Blooming Clean Air

The outdoor gardening season is coming to an end in many parts of the country, but that doesn't mean we can't take the fun indoors!  Not to mention, houseplants are not just for decorating the home.  Did you know that many houseplants can help to clean the air inside your home or office of benzene, formaldehyde and trichloroethylene?  These three toxins can be found in all types of common household products, including bathmats, plywood, solvents, glues, paints and cleansers.  Benzene can induce drowsiness, headaches and dizziness. Trichloroethylene can cause difficulty in breathing and headaches and may damage internal organs. Formaldehyde can cause allergies, asthma and headaches.  All of these chemicals may cause cancer.   Plant physiologists already knew that plants absorb carbon dioxide and release oxygen as part of the photosynthetic process. Now researchers have found many common house plants absorb other toxins as well, literally acting as an air purifier. Houseplants do this by absorbing air pollution through microscopic openings in the plant leaves called stomata. As pollutants move through the plant toward its roots, they are broken down by the natural biological process of the plant.

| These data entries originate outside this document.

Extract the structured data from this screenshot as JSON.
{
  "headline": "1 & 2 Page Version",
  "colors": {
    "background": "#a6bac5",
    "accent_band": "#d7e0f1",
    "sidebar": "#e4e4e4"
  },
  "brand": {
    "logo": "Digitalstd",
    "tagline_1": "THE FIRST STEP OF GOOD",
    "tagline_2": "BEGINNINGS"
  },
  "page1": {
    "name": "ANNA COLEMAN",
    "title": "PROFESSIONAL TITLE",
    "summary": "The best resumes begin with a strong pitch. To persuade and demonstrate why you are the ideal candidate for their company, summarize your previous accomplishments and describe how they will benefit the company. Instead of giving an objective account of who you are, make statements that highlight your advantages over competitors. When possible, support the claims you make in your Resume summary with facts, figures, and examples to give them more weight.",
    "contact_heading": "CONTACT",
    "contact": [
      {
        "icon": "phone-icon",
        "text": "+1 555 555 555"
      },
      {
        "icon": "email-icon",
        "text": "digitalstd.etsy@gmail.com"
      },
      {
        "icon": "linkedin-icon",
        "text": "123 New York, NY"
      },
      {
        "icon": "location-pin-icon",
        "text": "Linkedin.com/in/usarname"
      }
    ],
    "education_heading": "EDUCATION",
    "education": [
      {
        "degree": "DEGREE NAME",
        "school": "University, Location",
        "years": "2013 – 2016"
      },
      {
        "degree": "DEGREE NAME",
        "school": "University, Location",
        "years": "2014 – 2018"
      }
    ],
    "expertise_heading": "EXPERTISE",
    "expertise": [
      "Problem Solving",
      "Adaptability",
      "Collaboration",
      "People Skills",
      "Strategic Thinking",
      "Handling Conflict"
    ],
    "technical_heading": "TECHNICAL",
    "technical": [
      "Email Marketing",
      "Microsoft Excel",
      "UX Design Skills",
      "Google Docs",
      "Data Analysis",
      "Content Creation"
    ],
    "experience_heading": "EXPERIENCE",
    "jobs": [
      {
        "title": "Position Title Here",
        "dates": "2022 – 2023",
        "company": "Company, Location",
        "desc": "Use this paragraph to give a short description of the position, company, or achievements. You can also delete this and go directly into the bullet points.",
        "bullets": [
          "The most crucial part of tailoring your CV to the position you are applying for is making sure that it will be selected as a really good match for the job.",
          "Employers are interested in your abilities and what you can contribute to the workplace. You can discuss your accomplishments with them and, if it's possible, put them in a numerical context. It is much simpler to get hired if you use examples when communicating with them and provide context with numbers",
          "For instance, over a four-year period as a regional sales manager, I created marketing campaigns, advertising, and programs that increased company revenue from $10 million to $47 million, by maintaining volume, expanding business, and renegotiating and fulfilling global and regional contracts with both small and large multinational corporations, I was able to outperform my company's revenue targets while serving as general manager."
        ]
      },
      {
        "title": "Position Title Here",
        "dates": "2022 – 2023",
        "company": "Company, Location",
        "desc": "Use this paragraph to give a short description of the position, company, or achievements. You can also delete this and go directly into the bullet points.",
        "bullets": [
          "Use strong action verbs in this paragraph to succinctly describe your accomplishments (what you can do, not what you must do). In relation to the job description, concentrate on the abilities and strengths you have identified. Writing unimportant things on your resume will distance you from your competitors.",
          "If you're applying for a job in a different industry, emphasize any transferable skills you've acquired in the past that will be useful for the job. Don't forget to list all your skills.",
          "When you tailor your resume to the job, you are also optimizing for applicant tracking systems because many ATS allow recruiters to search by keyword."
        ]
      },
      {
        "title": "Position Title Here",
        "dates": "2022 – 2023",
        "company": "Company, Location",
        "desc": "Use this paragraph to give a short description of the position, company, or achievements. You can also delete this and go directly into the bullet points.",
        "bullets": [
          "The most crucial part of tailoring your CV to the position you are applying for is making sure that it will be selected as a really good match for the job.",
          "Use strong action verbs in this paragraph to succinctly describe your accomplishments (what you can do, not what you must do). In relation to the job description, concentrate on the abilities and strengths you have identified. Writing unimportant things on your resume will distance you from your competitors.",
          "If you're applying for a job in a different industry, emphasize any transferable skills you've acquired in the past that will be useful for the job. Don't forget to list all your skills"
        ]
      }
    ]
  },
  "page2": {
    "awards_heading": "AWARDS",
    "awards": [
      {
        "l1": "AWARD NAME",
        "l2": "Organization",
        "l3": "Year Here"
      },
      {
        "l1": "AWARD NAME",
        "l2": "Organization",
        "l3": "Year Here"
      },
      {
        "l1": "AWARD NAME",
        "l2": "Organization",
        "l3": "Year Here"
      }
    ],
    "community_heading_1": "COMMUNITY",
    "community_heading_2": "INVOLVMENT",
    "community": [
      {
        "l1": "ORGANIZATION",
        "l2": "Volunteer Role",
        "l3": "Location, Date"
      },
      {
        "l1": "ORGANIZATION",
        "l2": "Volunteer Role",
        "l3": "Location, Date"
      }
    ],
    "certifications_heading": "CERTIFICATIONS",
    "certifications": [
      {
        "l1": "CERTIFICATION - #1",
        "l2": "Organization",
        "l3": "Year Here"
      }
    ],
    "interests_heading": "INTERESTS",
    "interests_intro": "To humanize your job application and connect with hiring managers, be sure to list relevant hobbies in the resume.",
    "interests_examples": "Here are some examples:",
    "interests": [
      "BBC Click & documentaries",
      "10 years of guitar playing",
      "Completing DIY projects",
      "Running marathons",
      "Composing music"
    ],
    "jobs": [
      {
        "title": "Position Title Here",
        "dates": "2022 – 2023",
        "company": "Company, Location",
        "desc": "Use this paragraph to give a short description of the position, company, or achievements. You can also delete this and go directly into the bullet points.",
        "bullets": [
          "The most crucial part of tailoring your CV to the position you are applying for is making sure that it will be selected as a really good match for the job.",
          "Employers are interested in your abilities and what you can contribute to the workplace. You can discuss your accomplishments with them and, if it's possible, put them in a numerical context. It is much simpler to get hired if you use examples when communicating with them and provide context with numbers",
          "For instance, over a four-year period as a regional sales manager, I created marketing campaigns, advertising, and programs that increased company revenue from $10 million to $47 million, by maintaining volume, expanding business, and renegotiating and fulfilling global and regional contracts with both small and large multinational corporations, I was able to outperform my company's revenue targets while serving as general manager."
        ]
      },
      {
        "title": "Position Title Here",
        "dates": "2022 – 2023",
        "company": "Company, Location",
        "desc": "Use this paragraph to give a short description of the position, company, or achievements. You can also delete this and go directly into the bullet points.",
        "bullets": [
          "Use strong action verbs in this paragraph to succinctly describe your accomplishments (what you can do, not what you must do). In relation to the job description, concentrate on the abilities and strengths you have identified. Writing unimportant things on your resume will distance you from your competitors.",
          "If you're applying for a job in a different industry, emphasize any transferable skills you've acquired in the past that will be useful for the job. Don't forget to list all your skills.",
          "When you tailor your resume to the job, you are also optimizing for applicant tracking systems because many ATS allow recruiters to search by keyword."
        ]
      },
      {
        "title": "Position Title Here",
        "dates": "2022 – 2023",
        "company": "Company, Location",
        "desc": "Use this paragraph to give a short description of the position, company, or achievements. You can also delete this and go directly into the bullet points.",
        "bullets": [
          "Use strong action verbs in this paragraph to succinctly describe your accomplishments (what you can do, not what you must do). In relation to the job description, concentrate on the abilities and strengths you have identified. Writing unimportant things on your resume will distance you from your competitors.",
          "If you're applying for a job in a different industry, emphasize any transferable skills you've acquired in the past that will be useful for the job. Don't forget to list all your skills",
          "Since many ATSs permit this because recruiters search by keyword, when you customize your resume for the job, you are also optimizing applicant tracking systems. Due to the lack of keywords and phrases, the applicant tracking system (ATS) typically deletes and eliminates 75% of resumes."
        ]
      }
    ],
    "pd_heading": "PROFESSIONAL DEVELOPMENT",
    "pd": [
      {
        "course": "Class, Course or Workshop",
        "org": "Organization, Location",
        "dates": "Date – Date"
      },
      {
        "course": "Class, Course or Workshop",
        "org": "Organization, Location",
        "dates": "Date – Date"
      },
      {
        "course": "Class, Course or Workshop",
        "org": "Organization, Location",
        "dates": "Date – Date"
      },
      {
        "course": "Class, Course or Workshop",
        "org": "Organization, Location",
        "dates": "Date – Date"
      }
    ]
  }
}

According to the National Aeronautics and Space Administration (NASA) researchers, you need to use one potted plant per every 100 square feet for the plants to be proactive in cleaning the air in the home.  Although there is a long list of air filtering plants to consider, here are two of my favorite flowering plants that grow well indoors:


Gerbera Daisy
Gerbera 1

A smile immediately appears on my face with just a glance of a brilliant gerbera daisy bloom.  As a matter of fact, my nickname is "Daisy" because I have been obsessed with this flower for as long as I can remember.  The blooms are spectacular in bold shades of orange, red, pink, purple and fuchsia, and span 4 to 6 inches in width (I'm smiling over here just writing this).  Gerbera daisies filter out the top three toxins mentioned above–benzene, trichloroethylene and formaldehyde.  The plants pack a surprisingly impressive air filtration system for such small body.  With proper care, gerbera daisies potted indoors bloom for up to six months and will thrive two to three years.




 Mums 1
Although Chrysanthemums are a popular outdoor container and landscape plant choice, they also grow well indoors.  Chrysanthemum (potted mum) is particularly effective in cleansing the air of benzene.  Mums produce flowers in a wide array of colors, including yellow, orange, white, purple and red. Mums just scream "autumn", it is such a treat to have that reminder indoors.  When planted in a pot, mums typically live for several weeks and grow best in bright, indirect sunlight.  The potted plants enjoy moist, well-drained soil.  This beauty stares at me all day in my office, I just love it.


Here's to growing clean air and smiles!



Learn more about Stacy Walters, RKT at


More articles by Stacy



Related posts:

Is Sodium Lauryl Sulfate from Coconut Safer Than Regular SLS?
How Ecological Surveys can help Promote Green Living
Yoga Pants: Eco-Friendly & Affordable Options to Buying Activewear

Comments are closed